Tally the lines of these entries that include "Format"; respond with only that tally.

"""

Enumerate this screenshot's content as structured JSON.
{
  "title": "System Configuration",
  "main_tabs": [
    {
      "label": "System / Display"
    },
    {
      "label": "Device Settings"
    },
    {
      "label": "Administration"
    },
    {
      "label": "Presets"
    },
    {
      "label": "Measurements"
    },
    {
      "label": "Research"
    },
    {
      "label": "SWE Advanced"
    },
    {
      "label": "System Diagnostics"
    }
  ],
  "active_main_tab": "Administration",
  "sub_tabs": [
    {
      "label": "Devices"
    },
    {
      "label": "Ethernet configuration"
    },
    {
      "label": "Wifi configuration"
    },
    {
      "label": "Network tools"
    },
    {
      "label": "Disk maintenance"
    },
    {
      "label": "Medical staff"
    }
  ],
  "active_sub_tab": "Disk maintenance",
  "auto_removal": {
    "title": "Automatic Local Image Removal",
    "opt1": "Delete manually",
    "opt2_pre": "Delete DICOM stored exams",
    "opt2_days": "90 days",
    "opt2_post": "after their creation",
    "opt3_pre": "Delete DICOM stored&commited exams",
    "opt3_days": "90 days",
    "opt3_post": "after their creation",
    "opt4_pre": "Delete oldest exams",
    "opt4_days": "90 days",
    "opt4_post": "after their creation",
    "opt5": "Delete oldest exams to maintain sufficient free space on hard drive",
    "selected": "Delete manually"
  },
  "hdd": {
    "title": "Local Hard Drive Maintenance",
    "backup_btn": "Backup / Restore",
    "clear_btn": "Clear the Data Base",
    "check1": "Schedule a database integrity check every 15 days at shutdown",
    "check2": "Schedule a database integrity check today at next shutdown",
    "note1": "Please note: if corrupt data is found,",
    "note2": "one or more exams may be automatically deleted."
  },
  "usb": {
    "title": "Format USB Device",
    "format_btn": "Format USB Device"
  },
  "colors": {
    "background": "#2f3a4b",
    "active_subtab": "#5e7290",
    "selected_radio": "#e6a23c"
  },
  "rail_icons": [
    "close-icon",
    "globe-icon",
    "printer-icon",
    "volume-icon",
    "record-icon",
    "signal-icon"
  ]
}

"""

Reply to the task: 2